§ TASK DIRECTIONS
Each line that contains the string "author" counts once; report how many such lines appear in the data, as a number only.
════════════════
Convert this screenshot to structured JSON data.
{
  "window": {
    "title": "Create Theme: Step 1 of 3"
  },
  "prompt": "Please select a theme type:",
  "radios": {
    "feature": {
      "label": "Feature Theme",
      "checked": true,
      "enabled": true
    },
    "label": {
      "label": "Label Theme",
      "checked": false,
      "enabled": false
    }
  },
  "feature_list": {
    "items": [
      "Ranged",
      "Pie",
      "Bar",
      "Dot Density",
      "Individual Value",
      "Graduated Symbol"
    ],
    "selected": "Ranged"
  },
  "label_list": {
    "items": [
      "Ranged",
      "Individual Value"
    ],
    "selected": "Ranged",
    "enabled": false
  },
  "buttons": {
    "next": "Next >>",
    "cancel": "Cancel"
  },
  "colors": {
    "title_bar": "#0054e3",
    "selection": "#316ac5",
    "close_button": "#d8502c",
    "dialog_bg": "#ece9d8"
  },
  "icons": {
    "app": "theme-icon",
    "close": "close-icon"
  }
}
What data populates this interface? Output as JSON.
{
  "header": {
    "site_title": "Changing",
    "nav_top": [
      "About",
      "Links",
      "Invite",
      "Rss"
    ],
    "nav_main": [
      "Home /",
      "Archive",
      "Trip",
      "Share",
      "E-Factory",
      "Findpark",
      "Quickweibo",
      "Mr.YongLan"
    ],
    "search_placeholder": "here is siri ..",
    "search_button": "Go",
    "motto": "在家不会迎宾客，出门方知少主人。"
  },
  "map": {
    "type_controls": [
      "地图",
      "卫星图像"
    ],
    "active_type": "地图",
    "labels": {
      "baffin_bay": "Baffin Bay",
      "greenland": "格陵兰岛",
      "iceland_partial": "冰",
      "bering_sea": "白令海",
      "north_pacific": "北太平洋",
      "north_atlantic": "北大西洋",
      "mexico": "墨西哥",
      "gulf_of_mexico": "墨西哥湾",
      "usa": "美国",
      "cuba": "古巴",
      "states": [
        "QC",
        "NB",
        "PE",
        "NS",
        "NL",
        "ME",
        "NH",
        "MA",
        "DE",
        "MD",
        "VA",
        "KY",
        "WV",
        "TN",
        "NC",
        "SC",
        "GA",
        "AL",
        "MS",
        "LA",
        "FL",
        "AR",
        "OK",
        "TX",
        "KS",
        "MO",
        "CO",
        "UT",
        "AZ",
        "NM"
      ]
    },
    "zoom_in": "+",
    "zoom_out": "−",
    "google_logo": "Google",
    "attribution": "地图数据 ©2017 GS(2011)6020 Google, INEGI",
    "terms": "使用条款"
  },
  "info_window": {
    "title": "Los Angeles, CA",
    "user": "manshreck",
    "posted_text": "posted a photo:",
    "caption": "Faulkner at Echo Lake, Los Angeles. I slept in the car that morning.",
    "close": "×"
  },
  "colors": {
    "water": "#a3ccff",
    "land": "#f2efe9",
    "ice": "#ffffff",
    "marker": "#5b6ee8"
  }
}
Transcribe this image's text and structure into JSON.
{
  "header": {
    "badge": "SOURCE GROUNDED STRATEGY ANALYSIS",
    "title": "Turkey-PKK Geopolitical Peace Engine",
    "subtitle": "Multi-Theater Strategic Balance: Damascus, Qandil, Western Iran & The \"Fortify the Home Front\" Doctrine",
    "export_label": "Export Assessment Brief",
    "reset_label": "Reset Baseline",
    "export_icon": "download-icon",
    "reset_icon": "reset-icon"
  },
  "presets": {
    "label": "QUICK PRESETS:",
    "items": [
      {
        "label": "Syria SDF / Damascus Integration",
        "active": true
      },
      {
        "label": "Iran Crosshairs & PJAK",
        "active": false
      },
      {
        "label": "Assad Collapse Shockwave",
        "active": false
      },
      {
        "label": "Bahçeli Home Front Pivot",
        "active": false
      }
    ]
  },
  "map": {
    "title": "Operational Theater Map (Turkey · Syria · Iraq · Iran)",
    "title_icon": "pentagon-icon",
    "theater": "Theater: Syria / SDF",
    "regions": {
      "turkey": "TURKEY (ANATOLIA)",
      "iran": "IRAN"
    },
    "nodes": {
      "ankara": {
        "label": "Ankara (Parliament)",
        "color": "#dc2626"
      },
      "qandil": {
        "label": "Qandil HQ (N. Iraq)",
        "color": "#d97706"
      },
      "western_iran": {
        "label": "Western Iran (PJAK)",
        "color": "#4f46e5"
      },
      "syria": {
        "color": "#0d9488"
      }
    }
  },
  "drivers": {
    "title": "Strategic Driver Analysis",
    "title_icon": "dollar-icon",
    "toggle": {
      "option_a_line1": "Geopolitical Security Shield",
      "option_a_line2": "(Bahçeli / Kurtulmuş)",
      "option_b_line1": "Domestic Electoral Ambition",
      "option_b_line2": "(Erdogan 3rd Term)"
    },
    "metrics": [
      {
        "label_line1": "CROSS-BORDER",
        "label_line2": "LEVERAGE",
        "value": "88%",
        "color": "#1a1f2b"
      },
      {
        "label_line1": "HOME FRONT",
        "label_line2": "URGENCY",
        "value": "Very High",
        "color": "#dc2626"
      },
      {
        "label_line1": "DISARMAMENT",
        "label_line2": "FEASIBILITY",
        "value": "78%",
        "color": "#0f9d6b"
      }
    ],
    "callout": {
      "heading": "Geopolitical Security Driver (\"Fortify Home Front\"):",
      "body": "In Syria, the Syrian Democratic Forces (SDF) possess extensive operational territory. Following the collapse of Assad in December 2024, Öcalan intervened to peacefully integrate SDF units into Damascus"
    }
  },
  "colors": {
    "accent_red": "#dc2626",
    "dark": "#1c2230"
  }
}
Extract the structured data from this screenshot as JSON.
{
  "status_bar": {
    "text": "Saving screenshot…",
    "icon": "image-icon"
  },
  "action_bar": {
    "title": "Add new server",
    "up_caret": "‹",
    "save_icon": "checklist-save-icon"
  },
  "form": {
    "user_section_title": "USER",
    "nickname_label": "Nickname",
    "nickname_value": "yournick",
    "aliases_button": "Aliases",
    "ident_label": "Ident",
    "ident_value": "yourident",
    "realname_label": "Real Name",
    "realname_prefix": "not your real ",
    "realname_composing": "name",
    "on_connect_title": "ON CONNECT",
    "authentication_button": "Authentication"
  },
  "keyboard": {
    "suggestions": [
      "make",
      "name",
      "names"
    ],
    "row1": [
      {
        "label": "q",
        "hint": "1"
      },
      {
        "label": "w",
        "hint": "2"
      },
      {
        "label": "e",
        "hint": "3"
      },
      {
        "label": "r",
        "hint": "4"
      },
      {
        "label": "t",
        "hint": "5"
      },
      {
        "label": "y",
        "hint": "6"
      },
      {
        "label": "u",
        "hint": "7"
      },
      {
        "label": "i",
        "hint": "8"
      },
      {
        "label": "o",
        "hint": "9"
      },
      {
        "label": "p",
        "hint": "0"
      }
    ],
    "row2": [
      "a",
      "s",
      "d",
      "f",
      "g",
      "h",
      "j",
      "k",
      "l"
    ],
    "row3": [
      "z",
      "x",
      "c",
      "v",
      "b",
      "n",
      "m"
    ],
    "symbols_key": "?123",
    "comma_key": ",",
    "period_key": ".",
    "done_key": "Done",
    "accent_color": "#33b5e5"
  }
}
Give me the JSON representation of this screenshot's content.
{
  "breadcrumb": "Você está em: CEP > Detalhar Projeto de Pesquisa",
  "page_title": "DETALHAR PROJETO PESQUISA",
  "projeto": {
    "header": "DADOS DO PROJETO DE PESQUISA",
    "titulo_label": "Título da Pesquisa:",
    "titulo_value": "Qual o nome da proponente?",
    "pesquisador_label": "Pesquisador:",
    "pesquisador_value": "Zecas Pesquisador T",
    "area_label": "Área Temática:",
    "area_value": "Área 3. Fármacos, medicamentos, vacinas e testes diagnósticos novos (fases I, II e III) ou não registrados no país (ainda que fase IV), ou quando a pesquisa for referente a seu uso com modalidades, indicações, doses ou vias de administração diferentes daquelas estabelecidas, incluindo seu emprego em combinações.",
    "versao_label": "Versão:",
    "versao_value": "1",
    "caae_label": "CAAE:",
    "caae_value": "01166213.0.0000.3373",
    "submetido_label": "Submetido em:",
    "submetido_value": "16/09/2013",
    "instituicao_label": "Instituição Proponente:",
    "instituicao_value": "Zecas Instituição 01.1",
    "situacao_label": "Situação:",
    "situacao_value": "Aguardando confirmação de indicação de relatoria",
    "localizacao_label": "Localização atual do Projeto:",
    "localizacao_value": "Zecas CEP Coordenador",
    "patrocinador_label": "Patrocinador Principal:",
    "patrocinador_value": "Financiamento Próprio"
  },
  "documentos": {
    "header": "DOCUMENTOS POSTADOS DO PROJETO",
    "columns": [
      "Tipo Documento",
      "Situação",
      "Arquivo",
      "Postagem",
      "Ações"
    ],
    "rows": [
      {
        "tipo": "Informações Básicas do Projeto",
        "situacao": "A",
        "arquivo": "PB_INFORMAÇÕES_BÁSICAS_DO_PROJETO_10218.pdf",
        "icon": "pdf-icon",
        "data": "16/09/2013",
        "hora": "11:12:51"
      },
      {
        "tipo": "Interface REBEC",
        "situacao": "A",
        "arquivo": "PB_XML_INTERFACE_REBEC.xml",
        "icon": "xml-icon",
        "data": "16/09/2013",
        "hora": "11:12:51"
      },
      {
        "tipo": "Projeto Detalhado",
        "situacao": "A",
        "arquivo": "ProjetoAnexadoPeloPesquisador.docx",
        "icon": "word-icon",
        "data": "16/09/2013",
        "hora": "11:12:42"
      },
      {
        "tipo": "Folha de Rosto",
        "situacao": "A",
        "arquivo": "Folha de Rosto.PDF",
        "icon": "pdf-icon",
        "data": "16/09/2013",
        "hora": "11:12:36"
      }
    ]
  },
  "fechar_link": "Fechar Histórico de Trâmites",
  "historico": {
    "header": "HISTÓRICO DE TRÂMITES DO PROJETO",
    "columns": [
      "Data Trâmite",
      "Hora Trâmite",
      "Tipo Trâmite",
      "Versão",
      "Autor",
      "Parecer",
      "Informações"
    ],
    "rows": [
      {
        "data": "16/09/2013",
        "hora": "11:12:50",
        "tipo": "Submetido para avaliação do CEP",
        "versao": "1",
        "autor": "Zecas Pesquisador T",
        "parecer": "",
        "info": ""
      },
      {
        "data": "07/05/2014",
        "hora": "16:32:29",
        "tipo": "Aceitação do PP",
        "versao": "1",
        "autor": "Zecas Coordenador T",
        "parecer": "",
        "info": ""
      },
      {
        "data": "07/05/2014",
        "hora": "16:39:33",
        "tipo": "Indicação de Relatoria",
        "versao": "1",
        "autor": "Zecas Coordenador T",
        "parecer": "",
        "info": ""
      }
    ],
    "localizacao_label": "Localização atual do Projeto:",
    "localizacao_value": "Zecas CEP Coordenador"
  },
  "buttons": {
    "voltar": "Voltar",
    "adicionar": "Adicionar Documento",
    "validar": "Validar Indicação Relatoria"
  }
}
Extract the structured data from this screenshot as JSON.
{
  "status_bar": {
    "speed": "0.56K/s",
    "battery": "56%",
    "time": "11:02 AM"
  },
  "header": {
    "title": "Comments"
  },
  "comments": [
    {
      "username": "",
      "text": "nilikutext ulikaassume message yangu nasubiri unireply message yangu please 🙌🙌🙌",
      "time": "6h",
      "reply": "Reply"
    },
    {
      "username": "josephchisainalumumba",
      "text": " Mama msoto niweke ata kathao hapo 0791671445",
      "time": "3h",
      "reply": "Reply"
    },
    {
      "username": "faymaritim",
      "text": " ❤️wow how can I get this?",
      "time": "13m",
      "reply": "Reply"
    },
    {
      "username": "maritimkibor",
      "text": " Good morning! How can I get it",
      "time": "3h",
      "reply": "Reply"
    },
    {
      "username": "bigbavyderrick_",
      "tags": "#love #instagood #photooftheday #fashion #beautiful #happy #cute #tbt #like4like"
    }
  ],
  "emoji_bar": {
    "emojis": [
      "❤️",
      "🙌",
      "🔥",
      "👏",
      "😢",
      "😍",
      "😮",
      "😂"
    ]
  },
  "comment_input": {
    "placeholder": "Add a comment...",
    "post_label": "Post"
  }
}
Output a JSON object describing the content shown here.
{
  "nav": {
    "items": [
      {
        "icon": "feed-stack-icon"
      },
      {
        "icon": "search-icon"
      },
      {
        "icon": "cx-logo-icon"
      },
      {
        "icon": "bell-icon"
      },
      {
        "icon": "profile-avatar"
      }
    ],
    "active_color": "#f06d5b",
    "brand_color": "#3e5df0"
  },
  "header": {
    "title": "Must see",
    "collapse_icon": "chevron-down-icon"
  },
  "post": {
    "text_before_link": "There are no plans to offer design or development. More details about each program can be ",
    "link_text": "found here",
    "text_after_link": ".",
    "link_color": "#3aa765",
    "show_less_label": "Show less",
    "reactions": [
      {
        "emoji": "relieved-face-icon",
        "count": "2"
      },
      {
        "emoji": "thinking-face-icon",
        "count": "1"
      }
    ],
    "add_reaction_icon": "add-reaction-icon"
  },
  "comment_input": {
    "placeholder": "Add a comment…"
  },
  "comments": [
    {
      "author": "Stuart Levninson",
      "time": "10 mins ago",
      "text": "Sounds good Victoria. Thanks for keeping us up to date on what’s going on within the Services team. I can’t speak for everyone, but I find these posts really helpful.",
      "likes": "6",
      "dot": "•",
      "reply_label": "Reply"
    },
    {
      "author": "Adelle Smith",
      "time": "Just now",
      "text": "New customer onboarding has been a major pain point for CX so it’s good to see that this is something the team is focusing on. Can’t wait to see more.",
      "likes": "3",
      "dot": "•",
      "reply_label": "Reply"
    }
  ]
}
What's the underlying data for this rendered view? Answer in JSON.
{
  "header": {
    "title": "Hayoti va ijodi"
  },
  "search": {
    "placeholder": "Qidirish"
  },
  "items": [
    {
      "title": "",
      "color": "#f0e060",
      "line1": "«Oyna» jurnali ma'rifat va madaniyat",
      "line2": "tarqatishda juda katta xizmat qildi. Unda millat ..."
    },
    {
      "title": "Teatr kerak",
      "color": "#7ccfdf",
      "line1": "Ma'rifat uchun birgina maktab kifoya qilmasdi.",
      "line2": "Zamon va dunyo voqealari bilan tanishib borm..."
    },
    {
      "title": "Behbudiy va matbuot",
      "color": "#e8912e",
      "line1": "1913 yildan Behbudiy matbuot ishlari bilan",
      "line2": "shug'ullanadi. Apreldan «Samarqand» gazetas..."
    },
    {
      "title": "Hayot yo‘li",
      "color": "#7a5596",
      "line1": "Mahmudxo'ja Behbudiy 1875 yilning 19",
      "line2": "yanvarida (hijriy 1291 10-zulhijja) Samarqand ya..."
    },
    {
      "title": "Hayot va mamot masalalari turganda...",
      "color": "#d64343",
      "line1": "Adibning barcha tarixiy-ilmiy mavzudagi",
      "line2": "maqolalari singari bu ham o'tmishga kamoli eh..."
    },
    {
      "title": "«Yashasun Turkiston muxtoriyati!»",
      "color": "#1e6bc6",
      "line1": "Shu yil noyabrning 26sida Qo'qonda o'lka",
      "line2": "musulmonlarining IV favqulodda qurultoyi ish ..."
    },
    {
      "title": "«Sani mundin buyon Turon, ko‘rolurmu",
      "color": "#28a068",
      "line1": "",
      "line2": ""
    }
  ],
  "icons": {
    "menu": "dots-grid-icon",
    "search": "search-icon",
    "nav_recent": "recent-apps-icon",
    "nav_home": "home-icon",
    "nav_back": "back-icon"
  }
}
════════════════
§ RESPONSE
2